Like roads, good days on the road don’t last forever. We loop back to Elk Lake and the Elk Lake Eco Centre. First impression? Wow! The architecturally stunning buildings, the rows of Muskoka chairs on the manicured lawn, hot tub, fire pit—this place oozes relaxation. A quick swim in the gently flowing Montreal River, a fabulous meal and it’s lights out.
We already have a few hours of riding under our belts today and are making our way south on Highway 11. New Liskeard, Cobalt, Temagami . . . another stellar day on the road, then suddenly traffic, stopped traffic. Word is the road is closed up ahead and it might be for hours! Once you commit to Highway 11 south of New Liskeard, it’s the only road south and from where we are, south of Temagami, a detour means heading north, crossing into Quebec, then south again.

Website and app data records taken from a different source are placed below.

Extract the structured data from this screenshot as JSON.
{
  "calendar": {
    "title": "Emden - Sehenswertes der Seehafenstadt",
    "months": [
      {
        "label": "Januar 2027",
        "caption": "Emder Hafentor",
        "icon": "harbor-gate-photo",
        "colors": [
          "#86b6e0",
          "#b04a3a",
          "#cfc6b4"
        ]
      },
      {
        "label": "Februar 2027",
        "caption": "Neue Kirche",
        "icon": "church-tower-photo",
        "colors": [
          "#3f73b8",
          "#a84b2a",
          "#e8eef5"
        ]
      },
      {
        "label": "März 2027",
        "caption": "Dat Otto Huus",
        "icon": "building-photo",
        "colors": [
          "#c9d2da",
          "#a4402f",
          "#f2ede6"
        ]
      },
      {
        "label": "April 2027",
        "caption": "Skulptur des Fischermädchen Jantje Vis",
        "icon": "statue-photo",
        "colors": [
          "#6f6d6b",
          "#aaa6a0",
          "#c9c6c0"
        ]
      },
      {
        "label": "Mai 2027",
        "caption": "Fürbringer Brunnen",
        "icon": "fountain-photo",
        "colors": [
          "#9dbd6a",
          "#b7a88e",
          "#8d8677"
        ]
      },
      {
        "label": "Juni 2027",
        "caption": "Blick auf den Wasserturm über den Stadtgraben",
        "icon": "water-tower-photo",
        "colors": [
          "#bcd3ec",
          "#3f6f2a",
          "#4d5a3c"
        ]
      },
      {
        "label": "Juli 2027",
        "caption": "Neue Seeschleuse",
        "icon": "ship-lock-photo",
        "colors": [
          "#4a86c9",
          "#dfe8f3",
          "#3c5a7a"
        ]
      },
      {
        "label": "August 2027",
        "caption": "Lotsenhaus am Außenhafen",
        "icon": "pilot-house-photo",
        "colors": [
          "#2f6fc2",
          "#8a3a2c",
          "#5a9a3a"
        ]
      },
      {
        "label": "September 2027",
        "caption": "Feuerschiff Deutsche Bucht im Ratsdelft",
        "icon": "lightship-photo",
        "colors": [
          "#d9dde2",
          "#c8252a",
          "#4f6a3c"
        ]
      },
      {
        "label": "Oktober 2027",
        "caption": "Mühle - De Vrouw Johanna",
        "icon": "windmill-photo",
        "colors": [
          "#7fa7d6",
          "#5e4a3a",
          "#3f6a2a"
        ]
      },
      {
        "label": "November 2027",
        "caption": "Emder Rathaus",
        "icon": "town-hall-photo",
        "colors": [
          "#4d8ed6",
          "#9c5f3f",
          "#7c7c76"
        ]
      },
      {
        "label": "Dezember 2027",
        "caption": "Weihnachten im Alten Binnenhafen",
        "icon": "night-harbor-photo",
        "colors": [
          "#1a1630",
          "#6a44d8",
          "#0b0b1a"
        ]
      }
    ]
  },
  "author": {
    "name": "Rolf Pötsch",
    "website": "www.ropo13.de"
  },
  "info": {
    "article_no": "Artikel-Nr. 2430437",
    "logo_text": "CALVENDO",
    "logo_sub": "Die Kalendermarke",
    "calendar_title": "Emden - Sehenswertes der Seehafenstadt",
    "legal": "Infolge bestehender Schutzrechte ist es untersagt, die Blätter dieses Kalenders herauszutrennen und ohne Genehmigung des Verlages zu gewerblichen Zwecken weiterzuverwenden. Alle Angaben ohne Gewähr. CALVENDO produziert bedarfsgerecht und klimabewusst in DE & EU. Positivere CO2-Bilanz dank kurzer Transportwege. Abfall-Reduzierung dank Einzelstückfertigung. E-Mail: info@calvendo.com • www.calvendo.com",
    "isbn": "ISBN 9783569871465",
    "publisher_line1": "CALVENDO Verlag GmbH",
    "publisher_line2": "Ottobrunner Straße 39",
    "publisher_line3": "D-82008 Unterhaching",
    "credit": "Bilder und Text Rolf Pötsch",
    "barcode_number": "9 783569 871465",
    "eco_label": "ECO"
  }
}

It will take hours. We settle in for the long wait. As often happens in these situations, you start chatting with your fellow traffic hostages . . . a bit of local intel, a bit of GPS study, and there might be a way of escape.
Those are my best words of encouragement that I can offer to my riding buddy who is facing a 20-km stretch of uncertain Northeastern Ontario dirt road on a BMW K1600GTL, a 1600cc sport touring bike.
“There might be one water crossing,” our local advisor adds.
“You’re not helping.”
A round of nervous laughter follows and it’s time to create some BIG memories.
The dirt road detour is no problem. The water crossing is just a big puddle, patches of sand and chatter-bump-covered uphills are the only challenges—all just part of the adventure.
It’s not hard to see why Highway 64 is a staple on every list of Ontario’s best roads. It contains stretches of twisties that beg for a re-do, and we happily oblige. From here it’s south, lunch in Sturgeon Falls at Larry’s or The Riv, the most famous pair of french fry stands in Canada, then we follow Highway 64 west to the end of Lake Nipissing and Saenchiur Flechey resort, a beautiful spot at the water’s edge where you can watch the sunset and sunrise from the same dock chair. The last bit of road in is 3 km of gravel, but compared to our earlier detour it might as well be a highway.
After another indulgence in my favourite Northern Ontario pastime—a refreshing swim in a crystal clear lake—we head back north on Highway 64 to the Lavigne Tavern, which claims to have the best pizza north of Toronto. The owner is a Moto Guzzi fan and you will usually find more bikes in the parking lot than cars.
I never need a reason to head out on a road trip but as the days pass I find reasons to head for home. Kids and family are at the top of the list, followed by a horde of more pesky reasons: work, bills, and responsibilities. Tomorrow we are homeward bound but the ride is far from over. We still have Highway 64 to finish, stop in at the French River, poke around Muskoka. After all, it’s not about the destination—it’s all about enjoying the ride.